  • Lots of videos to watch on YouTube.
This was a link- and video-heavy presentation.  Even the in-class handout had 10+ links and many things to search for.  Rather than copy all of those links into this posting, just click <here>.  Or, if you want the same thing in a Microsoft Word file, <link>.

That should open a PDF/DOCX file in a separate window with my notes - and that includes a lot more information than the hand-out the attendees got in the class.  Plus, because it's a computer file, there are many links to click on and investigate!  If you don't have time to look at them all, just save the file for a rainy day.*

To be honest, I spent a lot more time on this than my typical presentation.  It was, and is, an interesting time waster entertainment exercise.  I hope you enjoy reading/watching it as much as I did preparing it.

-Bob Bloom
p.s.  *it's raining today!

Friday, January 25, 2019

What's up with Hearing Loss and Technology

A presentation by Linda S. Heller, MACCCA, CM, CAP-S, of the Hearing Loss Association of Delaware.  {}

Click {here}for the PDF presentation slides.

Hearing Loops video:  {link}


    Hearing Loss Association of Delaware {}
    Delaware Assistive Technolology Initiative (DATI)  {}
    EasterSeals Delaware {link}
    Sprint (CapTel) cpationed phones {}
    Hearing Loss Association of America {}
    Rehabilitation Engineering and Assistive Technology Society of North America {}
    National Institute on Disability and Rechabilitation Research (NIDRR)  {link}
    Williams AV {link}
    Serene Innovations {}
    Learing Sight & Sound Made Easier {}
    Hearing Loop {}
    Action of Hearing Loss (UK) {link}
    Oarktree Products {}

Sunday, January 6, 2019

New Year - New (almost) Q&A

(Yea, I recycle too.)

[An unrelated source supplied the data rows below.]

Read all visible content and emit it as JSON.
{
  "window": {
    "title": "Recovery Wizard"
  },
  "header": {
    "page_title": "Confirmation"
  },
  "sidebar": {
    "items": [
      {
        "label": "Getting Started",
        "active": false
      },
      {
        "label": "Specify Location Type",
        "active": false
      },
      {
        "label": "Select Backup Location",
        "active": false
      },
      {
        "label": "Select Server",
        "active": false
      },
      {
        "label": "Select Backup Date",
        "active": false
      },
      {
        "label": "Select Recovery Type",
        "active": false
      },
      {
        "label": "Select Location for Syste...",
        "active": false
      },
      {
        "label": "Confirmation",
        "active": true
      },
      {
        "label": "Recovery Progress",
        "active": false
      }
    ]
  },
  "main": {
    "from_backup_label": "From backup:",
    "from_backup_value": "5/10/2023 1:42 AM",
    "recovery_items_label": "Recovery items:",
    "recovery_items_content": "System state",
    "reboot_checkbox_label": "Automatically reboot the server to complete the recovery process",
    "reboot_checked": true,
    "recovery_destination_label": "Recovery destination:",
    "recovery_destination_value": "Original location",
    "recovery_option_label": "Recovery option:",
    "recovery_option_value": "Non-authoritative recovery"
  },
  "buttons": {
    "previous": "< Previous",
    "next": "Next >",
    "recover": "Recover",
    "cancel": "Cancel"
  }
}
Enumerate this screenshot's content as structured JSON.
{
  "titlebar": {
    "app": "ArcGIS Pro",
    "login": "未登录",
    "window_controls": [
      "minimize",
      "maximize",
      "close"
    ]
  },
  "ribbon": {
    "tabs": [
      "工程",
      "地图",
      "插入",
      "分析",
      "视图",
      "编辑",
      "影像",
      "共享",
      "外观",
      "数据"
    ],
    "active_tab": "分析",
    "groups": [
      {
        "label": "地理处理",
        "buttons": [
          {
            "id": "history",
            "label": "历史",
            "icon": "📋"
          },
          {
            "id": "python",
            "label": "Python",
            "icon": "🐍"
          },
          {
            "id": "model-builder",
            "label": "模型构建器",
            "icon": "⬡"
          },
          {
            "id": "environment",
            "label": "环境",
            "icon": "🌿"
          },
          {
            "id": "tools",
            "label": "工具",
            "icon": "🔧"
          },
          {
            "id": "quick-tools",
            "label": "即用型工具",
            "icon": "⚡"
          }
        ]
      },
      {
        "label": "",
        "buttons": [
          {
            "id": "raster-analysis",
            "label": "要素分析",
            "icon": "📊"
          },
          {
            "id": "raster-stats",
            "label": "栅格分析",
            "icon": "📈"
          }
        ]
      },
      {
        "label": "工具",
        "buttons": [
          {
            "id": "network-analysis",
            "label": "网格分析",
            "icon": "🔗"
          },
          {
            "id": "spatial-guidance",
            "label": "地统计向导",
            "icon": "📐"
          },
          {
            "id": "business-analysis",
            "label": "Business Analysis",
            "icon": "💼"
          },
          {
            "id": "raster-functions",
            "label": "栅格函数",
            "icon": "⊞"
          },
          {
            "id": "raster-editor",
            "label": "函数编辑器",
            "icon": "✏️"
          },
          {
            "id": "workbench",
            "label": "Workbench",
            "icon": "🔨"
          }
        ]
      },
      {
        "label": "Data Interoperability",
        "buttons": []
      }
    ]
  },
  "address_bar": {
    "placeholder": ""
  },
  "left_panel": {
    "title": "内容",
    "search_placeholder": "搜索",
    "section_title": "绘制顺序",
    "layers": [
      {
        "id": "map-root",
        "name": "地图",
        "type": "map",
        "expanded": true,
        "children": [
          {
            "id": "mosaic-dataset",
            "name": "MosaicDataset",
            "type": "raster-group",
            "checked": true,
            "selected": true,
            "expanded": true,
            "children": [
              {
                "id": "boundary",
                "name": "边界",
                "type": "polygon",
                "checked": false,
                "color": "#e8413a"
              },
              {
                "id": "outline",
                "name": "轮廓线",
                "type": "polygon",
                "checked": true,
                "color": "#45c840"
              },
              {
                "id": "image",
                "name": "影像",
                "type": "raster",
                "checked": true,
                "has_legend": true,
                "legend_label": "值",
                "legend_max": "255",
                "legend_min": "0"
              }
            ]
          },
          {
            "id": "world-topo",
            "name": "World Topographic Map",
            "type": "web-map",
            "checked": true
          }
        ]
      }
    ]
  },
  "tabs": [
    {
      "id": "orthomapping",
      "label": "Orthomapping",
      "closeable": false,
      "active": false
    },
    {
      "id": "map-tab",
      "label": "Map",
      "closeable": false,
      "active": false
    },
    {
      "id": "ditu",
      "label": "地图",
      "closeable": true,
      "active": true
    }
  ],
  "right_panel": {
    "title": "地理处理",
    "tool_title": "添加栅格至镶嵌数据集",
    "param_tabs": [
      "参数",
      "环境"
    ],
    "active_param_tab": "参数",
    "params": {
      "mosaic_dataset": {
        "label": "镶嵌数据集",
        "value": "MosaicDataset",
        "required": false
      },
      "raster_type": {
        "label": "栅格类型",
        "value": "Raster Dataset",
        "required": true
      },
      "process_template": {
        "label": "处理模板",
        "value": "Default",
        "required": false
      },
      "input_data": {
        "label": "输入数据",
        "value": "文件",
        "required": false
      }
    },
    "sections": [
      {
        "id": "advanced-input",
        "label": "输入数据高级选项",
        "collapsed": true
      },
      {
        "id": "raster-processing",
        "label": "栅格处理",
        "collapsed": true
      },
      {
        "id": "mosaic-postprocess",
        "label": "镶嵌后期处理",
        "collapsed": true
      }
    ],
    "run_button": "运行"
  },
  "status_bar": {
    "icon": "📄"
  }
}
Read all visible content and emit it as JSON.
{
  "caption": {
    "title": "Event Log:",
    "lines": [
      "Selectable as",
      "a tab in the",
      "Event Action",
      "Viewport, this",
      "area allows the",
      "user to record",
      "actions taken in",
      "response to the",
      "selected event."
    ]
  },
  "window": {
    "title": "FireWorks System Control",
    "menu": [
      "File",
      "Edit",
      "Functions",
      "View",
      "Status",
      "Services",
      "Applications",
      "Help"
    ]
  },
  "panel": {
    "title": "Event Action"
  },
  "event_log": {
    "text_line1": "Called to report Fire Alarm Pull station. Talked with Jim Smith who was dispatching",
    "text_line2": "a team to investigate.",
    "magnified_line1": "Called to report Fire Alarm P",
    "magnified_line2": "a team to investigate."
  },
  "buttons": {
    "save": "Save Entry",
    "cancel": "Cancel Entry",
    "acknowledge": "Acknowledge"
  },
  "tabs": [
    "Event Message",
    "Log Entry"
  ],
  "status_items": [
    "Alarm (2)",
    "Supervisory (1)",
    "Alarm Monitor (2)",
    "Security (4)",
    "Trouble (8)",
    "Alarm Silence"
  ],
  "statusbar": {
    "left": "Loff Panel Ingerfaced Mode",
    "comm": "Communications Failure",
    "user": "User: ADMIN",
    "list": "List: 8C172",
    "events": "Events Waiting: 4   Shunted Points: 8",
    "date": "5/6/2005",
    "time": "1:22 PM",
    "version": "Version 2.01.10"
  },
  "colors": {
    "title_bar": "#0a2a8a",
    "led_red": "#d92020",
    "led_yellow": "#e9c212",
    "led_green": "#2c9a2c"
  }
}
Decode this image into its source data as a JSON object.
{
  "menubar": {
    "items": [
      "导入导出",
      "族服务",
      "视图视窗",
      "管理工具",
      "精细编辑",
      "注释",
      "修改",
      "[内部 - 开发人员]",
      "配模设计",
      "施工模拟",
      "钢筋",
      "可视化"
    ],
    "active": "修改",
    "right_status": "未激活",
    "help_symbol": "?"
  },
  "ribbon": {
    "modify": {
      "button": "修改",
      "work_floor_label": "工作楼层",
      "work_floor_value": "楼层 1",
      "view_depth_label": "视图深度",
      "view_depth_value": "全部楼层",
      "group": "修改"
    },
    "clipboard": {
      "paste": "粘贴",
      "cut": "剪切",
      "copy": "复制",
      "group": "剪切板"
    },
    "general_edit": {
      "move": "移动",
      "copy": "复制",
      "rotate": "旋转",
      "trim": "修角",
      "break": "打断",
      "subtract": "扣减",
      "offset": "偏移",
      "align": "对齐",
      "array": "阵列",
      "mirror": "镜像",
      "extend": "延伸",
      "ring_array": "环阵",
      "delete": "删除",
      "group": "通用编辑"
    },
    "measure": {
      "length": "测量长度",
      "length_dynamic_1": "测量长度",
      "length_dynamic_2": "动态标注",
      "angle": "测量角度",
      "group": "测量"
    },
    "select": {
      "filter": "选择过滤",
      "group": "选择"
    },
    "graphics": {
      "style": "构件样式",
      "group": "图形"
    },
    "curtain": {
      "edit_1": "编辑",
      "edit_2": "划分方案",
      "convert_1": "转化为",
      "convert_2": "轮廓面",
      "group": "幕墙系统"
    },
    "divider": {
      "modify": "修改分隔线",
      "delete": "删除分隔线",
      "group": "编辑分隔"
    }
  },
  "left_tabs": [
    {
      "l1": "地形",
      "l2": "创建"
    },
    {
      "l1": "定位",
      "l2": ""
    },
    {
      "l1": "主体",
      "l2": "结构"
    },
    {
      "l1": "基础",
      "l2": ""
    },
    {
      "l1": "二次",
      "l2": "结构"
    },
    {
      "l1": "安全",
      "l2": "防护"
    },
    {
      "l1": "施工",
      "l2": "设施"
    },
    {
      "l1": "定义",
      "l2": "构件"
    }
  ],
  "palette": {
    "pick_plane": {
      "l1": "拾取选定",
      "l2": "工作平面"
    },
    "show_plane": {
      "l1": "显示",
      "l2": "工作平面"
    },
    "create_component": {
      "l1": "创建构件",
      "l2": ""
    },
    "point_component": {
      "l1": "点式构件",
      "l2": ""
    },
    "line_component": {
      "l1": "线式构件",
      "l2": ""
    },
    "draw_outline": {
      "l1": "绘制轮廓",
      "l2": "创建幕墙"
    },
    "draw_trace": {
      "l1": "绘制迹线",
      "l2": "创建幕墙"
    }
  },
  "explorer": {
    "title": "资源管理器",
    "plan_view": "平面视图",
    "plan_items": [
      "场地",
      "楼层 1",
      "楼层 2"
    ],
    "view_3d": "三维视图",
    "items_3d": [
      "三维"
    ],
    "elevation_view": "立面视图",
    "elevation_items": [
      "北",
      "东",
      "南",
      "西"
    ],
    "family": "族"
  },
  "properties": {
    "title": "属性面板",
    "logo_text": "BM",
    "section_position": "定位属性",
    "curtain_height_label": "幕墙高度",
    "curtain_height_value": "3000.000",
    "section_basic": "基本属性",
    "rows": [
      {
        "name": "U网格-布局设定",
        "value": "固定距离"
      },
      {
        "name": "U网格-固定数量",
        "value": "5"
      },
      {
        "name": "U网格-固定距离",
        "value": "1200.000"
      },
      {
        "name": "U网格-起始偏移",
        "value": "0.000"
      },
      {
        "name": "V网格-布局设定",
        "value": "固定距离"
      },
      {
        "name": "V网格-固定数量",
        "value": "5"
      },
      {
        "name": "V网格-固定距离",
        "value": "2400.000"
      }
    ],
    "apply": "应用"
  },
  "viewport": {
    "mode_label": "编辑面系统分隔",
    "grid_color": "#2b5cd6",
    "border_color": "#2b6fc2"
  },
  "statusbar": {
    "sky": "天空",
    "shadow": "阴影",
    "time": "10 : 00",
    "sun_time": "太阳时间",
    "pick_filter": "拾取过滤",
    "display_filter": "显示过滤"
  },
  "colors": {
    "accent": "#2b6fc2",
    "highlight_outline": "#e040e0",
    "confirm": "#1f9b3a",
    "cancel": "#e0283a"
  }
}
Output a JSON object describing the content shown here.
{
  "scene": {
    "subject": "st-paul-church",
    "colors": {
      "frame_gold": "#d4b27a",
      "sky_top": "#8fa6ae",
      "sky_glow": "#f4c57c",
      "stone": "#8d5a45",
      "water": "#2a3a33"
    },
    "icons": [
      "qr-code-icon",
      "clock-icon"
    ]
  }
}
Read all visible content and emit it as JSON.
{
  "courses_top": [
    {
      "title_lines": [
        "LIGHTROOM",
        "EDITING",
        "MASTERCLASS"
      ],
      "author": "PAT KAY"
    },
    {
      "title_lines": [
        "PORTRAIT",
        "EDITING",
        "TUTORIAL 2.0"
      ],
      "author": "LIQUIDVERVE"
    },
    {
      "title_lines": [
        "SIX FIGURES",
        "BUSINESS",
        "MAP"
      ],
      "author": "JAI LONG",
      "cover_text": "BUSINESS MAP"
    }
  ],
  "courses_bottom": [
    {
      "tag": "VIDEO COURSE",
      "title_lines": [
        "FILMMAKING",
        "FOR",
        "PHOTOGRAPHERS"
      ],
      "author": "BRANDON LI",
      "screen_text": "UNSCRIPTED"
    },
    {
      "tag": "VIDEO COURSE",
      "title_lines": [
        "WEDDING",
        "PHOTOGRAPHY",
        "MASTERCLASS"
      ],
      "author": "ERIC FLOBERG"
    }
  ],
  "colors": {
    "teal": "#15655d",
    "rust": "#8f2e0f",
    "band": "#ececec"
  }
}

Prepared topics:
  • The Ccleaner Saga
  • Windows 10 Feature Update(s)
    • What's a "Feature Update?"
    • What's Microsoft "Support?"
    • What's "For the Life of the Machine" really mean?
    • What's in v1809 and do you care?
  • My battle with FiOS contracts
Links of note:
  • Ccleaner: <link> I still like it, but off my recommended list due to aggressive advertising.
    • Link to the less-aggressive Ccleaner version 5.40 <link>
  • MalwareBytes: <link> Free version is recommended for a second opinion virus scanner.
  • Microsoft's Update Assistant Tool: Creates a DVD or Flash drive to install or fix Windows.  <link>  Installs the newest version of Windows 10.
  • PC Mag's Best Features in Windows 10 v1809 <link>
    • Turn on Clipboard history <link>, [Win]-V to access.
  • The original Robin Thicke & TI Pharrell "Blurred Lines" <link>  (Catchy tune, confusing lyrics)
  • Weird Al's take on "Word Crimes" <link> (Same tune, funny lyrics)